Born and raised in The Hague on the West Coast of Holland, he’s always been a creator. Reminiscing on his childhood, he tells me: “I’ve always enjoyed creating new things…gaining insight on how we bring different projects to life. As a kid, I even started pressing my own pieces of clothing with my mother. I’d obsess over the different materials and how best to use them.” This thirst for understanding later bloomed into an obsession with taking pictures. “It’s what I most love doing!”
Soon after returning from his mammoth trip Down Under, Diederik’s old man stepped up to the plate once more, gifting his son an old Asahi Pentax k1000 film camera with quite a history. “In his 20’s, my father worked as a Second Helmsman on an oil tanker out at sea, capturing all his experiences”. Since then, the fellow has continued honing his craft with superb and striking results.

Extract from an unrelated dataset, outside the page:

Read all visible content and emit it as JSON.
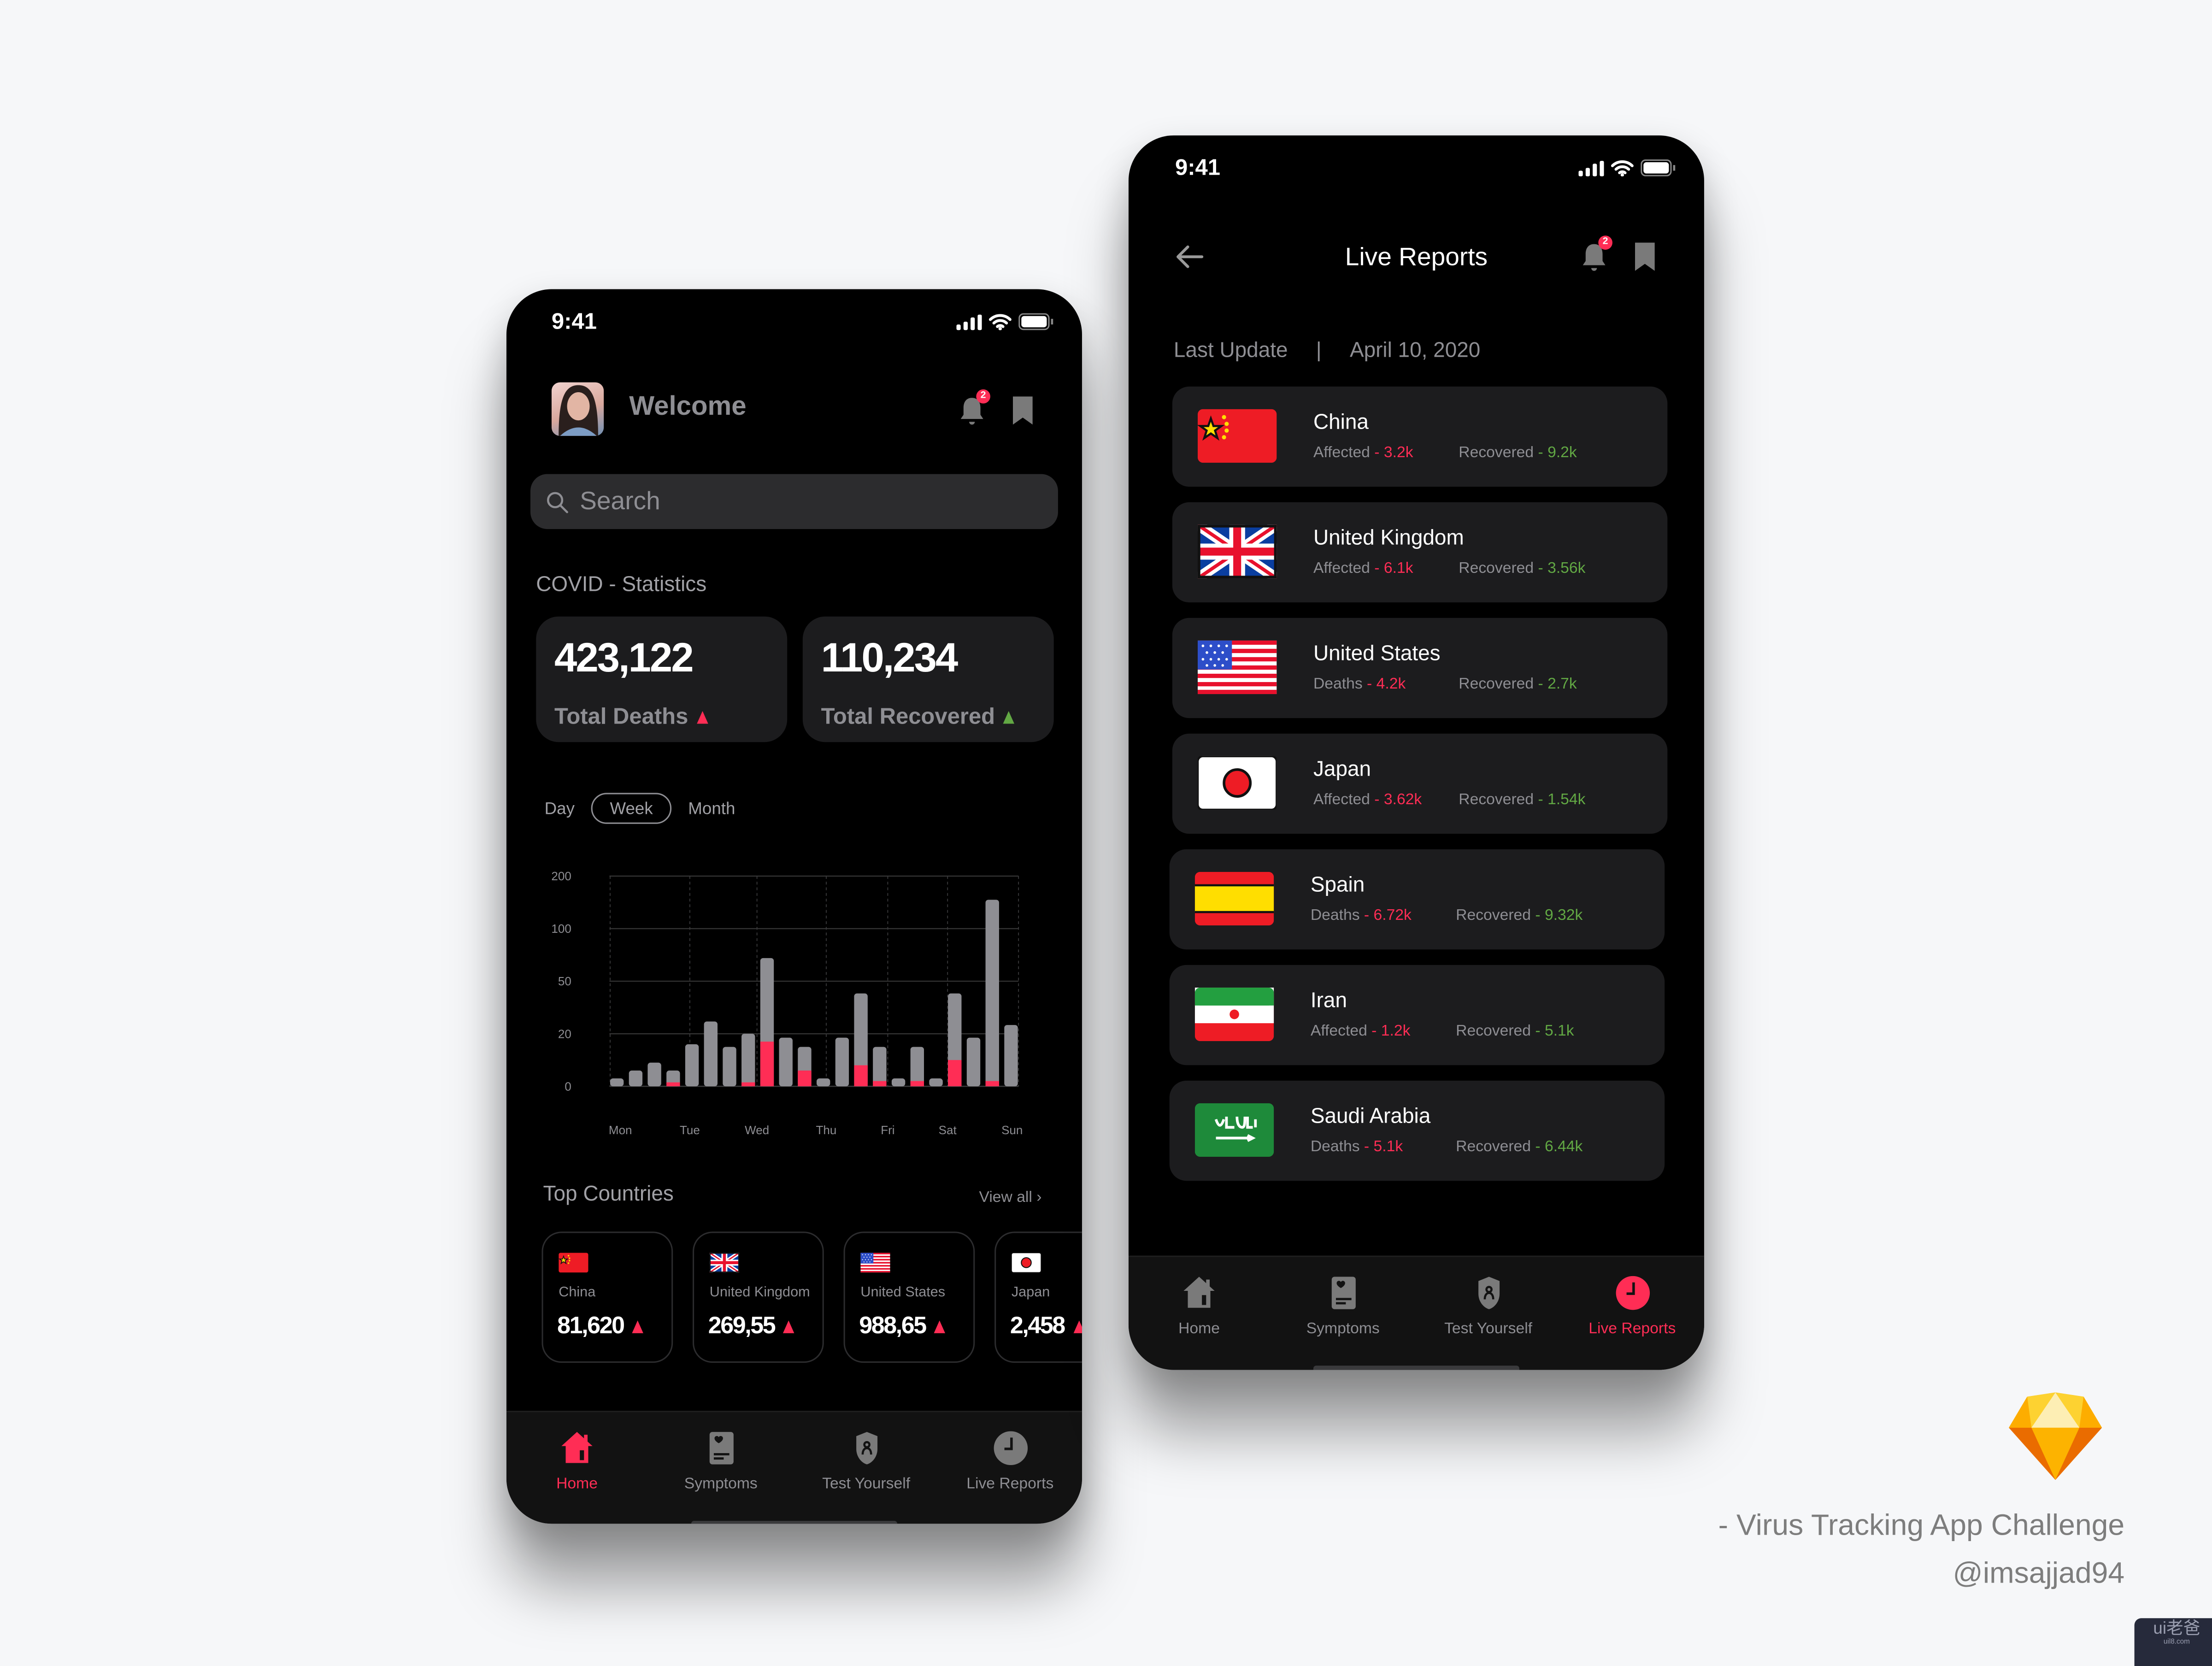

Moving to the nation’s capital to chase dreams in creative art direction, Diederik has called Amsterdam home for many years now. In the hustle of the Netherlands busiest city, photography is an aid to his mental health. A cathartic process. “I’ve found collecting images and strolling through Amsterdam has a therapeutic effect on me.”
Diederik actively searches for untold stories, at times, going to great lengths to tell them. This way, he feels more connected to the city and its people – like he belongs.
Having spent 18 months living in the canal city myself, I know the hardened spirit of Amsterdammers. In winter, a simple bike ride to your local supermarket can be an almighty task! Last February, Amsterdam was hit with one of the gnarliest snowstorms in recent memory. Where most would bunker down indoors, this shooter saw an opportunity.
“It was the perfect time to capture this aspect of daily life. Snow falling, empty streets, white-covered buildings all around, people plotting their way through the driving weather. It all became part of telling that story.”
Here, you can feel the sting of the snow and the strength of the wind. You can imagine those subjected to the elements pulling their garments closer to their bodies – forging through the beautiful yet hazardous conditions.
Another standout of Diederik’s catalogue is the pictures he takes after dark. Be it a brilliantly lit street corner, the flavours of a night market or the splash of light pollution against the pavement, the Dutchman has a knack for creating a cinematic mood. “I like to capture night scenes that look different to how they usually are during the day. Small fragments of life on certain occasions…You just need to be in the right place at the right time.” There’s a superb sharpness and clarity to his night photography. Shots that appear to have been laboured over are just fleeting moments that drew him in. A nod to the Dutchman’s talent.
But don’t go assuming that Diederik only thrives in chilly conditions. He recently copped a serious dose of vitamin D while shooting across Ibiza. Usually known for its raucous clubs and round-the-clock nightlife, the island’s been flexing a different kind of muscle lately – its stunning natural beauty. “This year all the clubs are closed and there are barely any tourists around. It was an ideal situation for me to capture serene beaches, little villages and hints of tourism.” Diederik’s frames tell a rare tale of tranquillity in a place usually muddied by partygoers.
When I ask about his editing process, the photographer makes clear he’s no fan of over-editing. “I like to keep each image as close to how I saw it with my naked eye. I have the opportunity to let the viewer experience what it feels like to be at that very location…to step into that moment.”
A lot of his shots appear meticulously prepared in post. As it turns out, the dude is just a composition wizard. From curious kid to gifted photographer, it’s transformations like these we welcome with open arms. Keep exploring Diederik, continue telling stories via the click of that shutter.
Studying Douglas’s frames you’ll soon realise that shafts of light are his greatest friend. Whether it’s the warm sun glancing across the front of a home or film-noir tones leaking out of a shopfront at night, each picture is clinically considered.
Aniss reminds us of how beautifully engineered cars truly are. A myriad of different parts working harmoniously to deliver us safely from A to B. Whether intentional or not, he celebrates the minutiae – from hundreds of LEDs in a single brake light to the jigsawed panels that make up a car’s outer shell.
Bohorquez’s images give us windows into memories of people and places so palpable – one can almost hear cars zooming by, smell the smoke billowing from lit cigarettes and feel the texture of bricks and mortar. Her work is a stunning insight into pockets of the world we may otherwise not see.